HOW TO COMPLETE THIS TASK
Every entry should come back exactly as written, minus the pictures.

^^^^^^^^^^^^^^^^

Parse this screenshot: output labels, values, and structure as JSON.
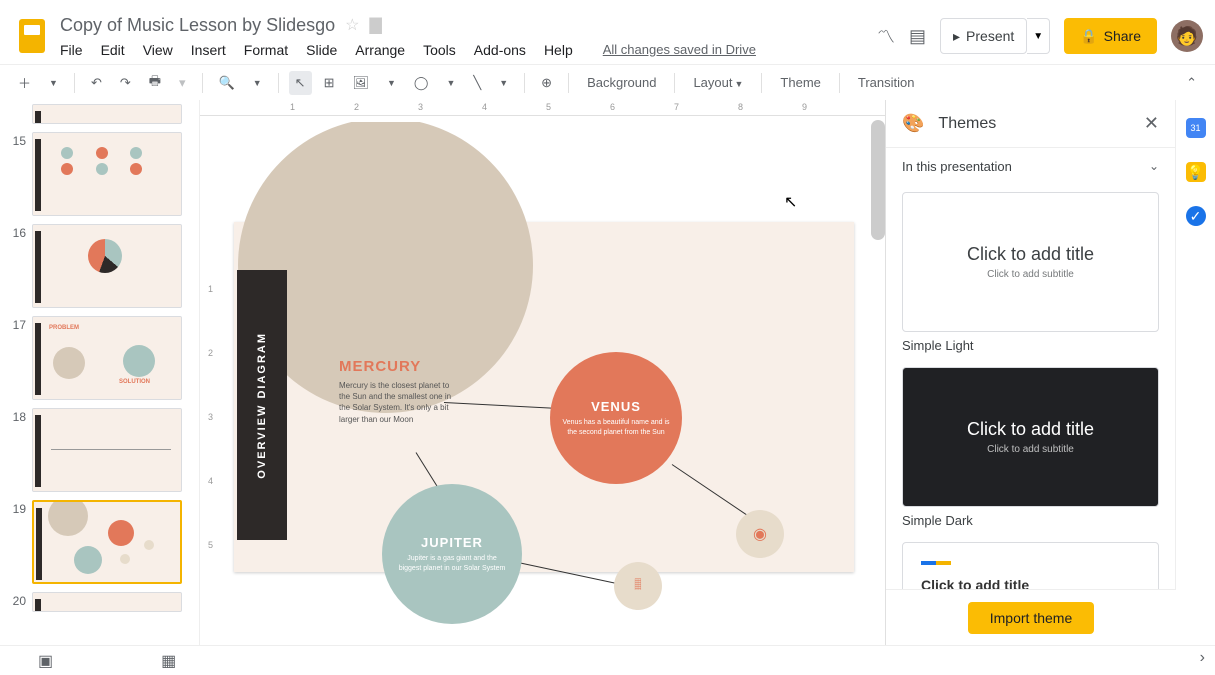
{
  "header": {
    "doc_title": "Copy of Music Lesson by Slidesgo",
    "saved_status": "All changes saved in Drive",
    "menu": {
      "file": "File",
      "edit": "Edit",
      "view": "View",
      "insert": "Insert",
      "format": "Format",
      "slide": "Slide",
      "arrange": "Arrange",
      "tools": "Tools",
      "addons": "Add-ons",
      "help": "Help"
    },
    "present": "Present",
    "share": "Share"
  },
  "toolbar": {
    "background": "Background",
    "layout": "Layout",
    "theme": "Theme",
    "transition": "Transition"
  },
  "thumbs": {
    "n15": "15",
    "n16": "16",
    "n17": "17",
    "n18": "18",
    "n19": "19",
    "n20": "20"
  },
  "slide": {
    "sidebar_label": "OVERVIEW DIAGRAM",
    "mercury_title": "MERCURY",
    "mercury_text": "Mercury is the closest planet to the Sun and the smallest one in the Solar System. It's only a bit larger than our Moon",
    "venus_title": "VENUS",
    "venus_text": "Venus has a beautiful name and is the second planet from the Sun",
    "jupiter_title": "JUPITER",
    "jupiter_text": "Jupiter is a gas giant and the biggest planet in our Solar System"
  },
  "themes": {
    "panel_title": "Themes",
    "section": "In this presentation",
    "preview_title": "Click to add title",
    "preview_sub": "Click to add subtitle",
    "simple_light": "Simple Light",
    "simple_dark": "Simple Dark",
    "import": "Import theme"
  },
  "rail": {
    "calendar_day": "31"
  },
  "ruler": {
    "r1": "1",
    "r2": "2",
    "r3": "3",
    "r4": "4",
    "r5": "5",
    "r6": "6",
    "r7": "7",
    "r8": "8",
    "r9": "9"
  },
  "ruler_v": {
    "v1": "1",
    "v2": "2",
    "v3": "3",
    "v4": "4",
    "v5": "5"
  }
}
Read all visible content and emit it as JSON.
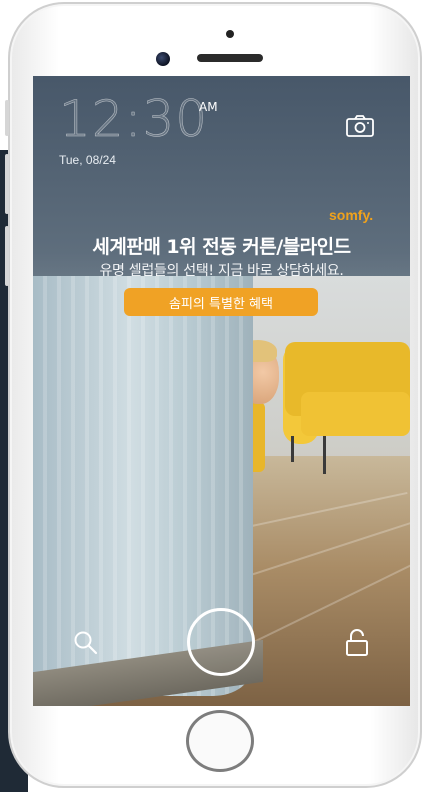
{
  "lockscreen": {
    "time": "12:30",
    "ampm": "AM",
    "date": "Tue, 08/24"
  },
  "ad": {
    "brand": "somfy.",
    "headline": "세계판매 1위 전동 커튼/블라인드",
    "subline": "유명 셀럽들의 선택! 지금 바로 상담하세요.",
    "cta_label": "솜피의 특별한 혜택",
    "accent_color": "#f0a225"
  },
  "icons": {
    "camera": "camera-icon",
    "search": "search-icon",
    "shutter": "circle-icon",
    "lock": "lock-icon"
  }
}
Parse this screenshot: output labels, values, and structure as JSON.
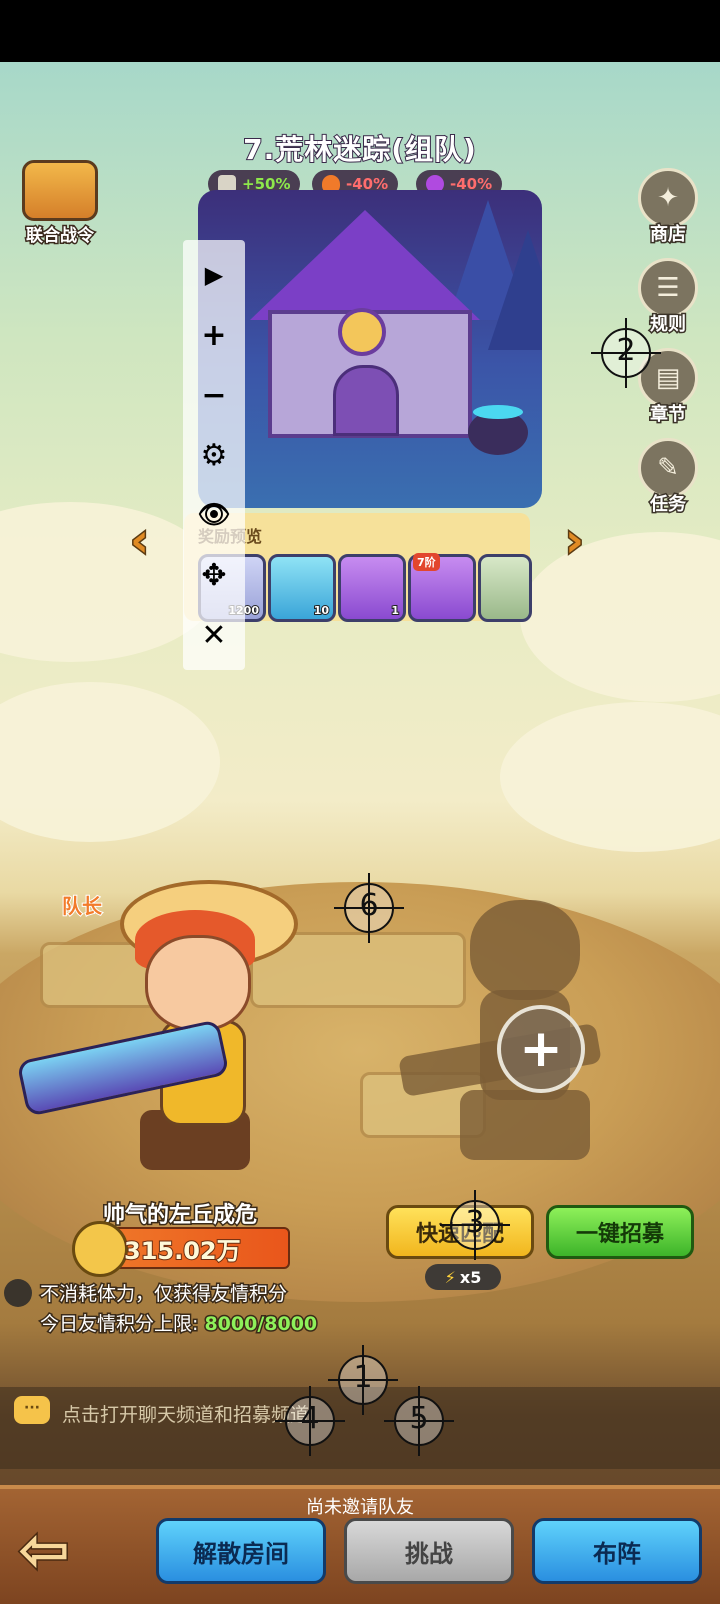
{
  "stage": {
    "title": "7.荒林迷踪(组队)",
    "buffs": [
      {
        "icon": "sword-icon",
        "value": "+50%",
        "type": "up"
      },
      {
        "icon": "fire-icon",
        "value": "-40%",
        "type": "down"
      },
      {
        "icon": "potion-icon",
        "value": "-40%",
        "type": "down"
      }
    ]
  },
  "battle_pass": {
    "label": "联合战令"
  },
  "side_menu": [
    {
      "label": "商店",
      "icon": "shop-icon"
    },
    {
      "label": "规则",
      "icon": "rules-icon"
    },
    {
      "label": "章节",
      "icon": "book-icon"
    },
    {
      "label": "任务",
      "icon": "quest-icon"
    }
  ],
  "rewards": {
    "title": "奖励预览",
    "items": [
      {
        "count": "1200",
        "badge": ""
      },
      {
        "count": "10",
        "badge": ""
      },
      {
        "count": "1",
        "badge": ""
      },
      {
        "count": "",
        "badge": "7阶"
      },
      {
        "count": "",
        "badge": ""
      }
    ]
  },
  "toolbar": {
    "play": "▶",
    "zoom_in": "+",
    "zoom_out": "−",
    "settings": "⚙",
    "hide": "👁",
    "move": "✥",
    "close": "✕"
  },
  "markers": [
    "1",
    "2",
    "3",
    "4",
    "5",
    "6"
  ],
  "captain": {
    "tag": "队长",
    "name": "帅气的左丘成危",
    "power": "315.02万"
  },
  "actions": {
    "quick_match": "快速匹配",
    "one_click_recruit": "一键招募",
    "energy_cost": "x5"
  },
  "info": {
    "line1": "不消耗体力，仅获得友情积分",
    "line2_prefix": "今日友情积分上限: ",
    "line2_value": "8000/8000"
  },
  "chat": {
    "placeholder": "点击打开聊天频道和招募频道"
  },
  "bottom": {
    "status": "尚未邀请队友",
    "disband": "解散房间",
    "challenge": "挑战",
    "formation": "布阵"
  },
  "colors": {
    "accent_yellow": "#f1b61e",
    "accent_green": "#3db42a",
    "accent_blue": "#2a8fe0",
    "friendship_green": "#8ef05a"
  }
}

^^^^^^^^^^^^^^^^

RESULT BELOW
Parse this screenshot: output labels, values, and structure as JSON.
{
  "header": {
    "doc_title": "Copy of Music Lesson by Slidesgo",
    "saved_status": "All changes saved in Drive",
    "menu": {
      "file": "File",
      "edit": "Edit",
      "view": "View",
      "insert": "Insert",
      "format": "Format",
      "slide": "Slide",
      "arrange": "Arrange",
      "tools": "Tools",
      "addons": "Add-ons",
      "help": "Help"
    },
    "present": "Present",
    "share": "Share"
  },
  "toolbar": {
    "background": "Background",
    "layout": "Layout",
    "theme": "Theme",
    "transition": "Transition"
  },
  "thumbs": {
    "n15": "15",
    "n16": "16",
    "n17": "17",
    "n18": "18",
    "n19": "19",
    "n20": "20"
  },
  "slide": {
    "sidebar_label": "OVERVIEW DIAGRAM",
    "mercury_title": "MERCURY",
    "mercury_text": "Mercury is the closest planet to the Sun and the smallest one in the Solar System. It's only a bit larger than our Moon",
    "venus_title": "VENUS",
    "venus_text": "Venus has a beautiful name and is the second planet from the Sun",
    "jupiter_title": "JUPITER",
    "jupiter_text": "Jupiter is a gas giant and the biggest planet in our Solar System"
  },
  "themes": {
    "panel_title": "Themes",
    "section": "In this presentation",
    "preview_title": "Click to add title",
    "preview_sub": "Click to add subtitle",
    "simple_light": "Simple Light",
    "simple_dark": "Simple Dark",
    "import": "Import theme"
  },
  "rail": {
    "calendar_day": "31"
  },
  "ruler": {
    "r1": "1",
    "r2": "2",
    "r3": "3",
    "r4": "4",
    "r5": "5",
    "r6": "6",
    "r7": "7",
    "r8": "8",
    "r9": "9"
  },
  "ruler_v": {
    "v1": "1",
    "v2": "2",
    "v3": "3",
    "v4": "4",
    "v5": "5"
  }
}
Read all visible content and emit it as JSON.
{
  "lockscreen": {
    "time": "12:30",
    "ampm": "AM",
    "date": "Tue, 08/24"
  },
  "ad": {
    "brand": "somfy.",
    "headline": "세계판매 1위 전동 커튼/블라인드",
    "subline": "유명 셀럽들의 선택! 지금 바로 상담하세요.",
    "cta_label": "솜피의 특별한 혜택",
    "accent_color": "#f0a225"
  },
  "icons": {
    "camera": "camera-icon",
    "search": "search-icon",
    "shutter": "circle-icon",
    "lock": "lock-icon"
  }
}
Parse this screenshot: output labels, values, and structure as JSON.
{
  "stage": {
    "title": "7.荒林迷踪(组队)",
    "buffs": [
      {
        "icon": "sword-icon",
        "value": "+50%",
        "type": "up"
      },
      {
        "icon": "fire-icon",
        "value": "-40%",
        "type": "down"
      },
      {
        "icon": "potion-icon",
        "value": "-40%",
        "type": "down"
      }
    ]
  },
  "battle_pass": {
    "label": "联合战令"
  },
  "side_menu": [
    {
      "label": "商店",
      "icon": "shop-icon"
    },
    {
      "label": "规则",
      "icon": "rules-icon"
    },
    {
      "label": "章节",
      "icon": "book-icon"
    },
    {
      "label": "任务",
      "icon": "quest-icon"
    }
  ],
  "rewards": {
    "title": "奖励预览",
    "items": [
      {
        "count": "1200",
        "badge": ""
      },
      {
        "count": "10",
        "badge": ""
      },
      {
        "count": "1",
        "badge": ""
      },
      {
        "count": "",
        "badge": "7阶"
      },
      {
        "count": "",
        "badge": ""
      }
    ]
  },
  "toolbar": {
    "play": "▶",
    "zoom_in": "+",
    "zoom_out": "−",
    "settings": "⚙",
    "hide": "👁",
    "move": "✥",
    "close": "✕"
  },
  "markers": [
    "1",
    "2",
    "3",
    "4",
    "5",
    "6"
  ],
  "captain": {
    "tag": "队长",
    "name": "帅气的左丘成危",
    "power": "315.02万"
  },
  "actions": {
    "quick_match": "快速匹配",
    "one_click_recruit": "一键招募",
    "energy_cost": "x5"
  },
  "info": {
    "line1": "不消耗体力，仅获得友情积分",
    "line2_prefix": "今日友情积分上限: ",
    "line2_value": "8000/8000"
  },
  "chat": {
    "placeholder": "点击打开聊天频道和招募频道"
  },
  "bottom": {
    "status": "尚未邀请队友",
    "disband": "解散房间",
    "challenge": "挑战",
    "formation": "布阵"
  },
  "colors": {
    "accent_yellow": "#f1b61e",
    "accent_green": "#3db42a",
    "accent_blue": "#2a8fe0",
    "friendship_green": "#8ef05a"
  }
}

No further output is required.